_TASK DETAILS_
Nothing more is wanted than an exact repeat of the data below.
[[ RECORDS FOR PROCESSING, beginning ]]
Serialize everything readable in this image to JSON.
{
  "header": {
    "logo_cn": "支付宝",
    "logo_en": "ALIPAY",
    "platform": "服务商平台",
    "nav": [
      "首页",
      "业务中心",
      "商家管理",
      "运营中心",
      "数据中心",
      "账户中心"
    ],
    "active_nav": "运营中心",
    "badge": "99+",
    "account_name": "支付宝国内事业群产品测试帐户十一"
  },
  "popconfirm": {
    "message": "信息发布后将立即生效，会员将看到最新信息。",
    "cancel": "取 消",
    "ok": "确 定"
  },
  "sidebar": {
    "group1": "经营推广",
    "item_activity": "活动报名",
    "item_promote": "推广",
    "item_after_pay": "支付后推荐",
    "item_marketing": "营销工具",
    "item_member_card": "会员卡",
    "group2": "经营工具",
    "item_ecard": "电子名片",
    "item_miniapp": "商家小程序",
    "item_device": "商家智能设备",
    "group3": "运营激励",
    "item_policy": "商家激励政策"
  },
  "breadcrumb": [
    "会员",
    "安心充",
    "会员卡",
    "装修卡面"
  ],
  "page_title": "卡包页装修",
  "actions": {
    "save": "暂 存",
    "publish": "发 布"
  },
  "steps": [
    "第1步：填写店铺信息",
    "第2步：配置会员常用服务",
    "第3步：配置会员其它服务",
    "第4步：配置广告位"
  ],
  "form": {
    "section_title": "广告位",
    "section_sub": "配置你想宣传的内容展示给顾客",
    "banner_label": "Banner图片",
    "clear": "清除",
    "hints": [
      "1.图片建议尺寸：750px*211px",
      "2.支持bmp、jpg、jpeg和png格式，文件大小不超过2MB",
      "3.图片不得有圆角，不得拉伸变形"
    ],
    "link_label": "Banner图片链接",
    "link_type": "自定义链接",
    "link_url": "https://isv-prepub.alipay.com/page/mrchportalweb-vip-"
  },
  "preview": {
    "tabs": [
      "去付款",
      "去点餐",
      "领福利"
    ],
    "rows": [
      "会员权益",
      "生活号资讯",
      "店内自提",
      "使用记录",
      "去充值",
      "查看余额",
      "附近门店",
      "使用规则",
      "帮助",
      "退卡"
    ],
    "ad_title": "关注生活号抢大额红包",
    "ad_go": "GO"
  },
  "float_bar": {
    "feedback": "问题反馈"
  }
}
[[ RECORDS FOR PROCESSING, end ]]
_FINISHED TASK_
Serialize everything readable in this image to JSON.
{
  "header": {
    "logo_cn": "支付宝",
    "logo_en": "ALIPAY",
    "platform": "服务商平台",
    "nav": [
      "首页",
      "业务中心",
      "商家管理",
      "运营中心",
      "数据中心",
      "账户中心"
    ],
    "active_nav": "运营中心",
    "badge": "99+",
    "account_name": "支付宝国内事业群产品测试帐户十一"
  },
  "popconfirm": {
    "message": "信息发布后将立即生效，会员将看到最新信息。",
    "cancel": "取 消",
    "ok": "确 定"
  },
  "sidebar": {
    "group1": "经营推广",
    "item_activity": "活动报名",
    "item_promote": "推广",
    "item_after_pay": "支付后推荐",
    "item_marketing": "营销工具",
    "item_member_card": "会员卡",
    "group2": "经营工具",
    "item_ecard": "电子名片",
    "item_miniapp": "商家小程序",
    "item_device": "商家智能设备",
    "group3": "运营激励",
    "item_policy": "商家激励政策"
  },
  "breadcrumb": [
    "会员",
    "安心充",
    "会员卡",
    "装修卡面"
  ],
  "page_title": "卡包页装修",
  "actions": {
    "save": "暂 存",
    "publish": "发 布"
  },
  "steps": [
    "第1步：填写店铺信息",
    "第2步：配置会员常用服务",
    "第3步：配置会员其它服务",
    "第4步：配置广告位"
  ],
  "form": {
    "section_title": "广告位",
    "section_sub": "配置你想宣传的内容展示给顾客",
    "banner_label": "Banner图片",
    "clear": "清除",
    "hints": [
      "1.图片建议尺寸：750px*211px",
      "2.支持bmp、jpg、jpeg和png格式，文件大小不超过2MB",
      "3.图片不得有圆角，不得拉伸变形"
    ],
    "link_label": "Banner图片链接",
    "link_type": "自定义链接",
    "link_url": "https://isv-prepub.alipay.com/page/mrchportalweb-vip-"
  },
  "preview": {
    "tabs": [
      "去付款",
      "去点餐",
      "领福利"
    ],
    "rows": [
      "会员权益",
      "生活号资讯",
      "店内自提",
      "使用记录",
      "去充值",
      "查看余额",
      "附近门店",
      "使用规则",
      "帮助",
      "退卡"
    ],
    "ad_title": "关注生活号抢大额红包",
    "ad_go": "GO"
  },
  "float_bar": {
    "feedback": "问题反馈"
  }
}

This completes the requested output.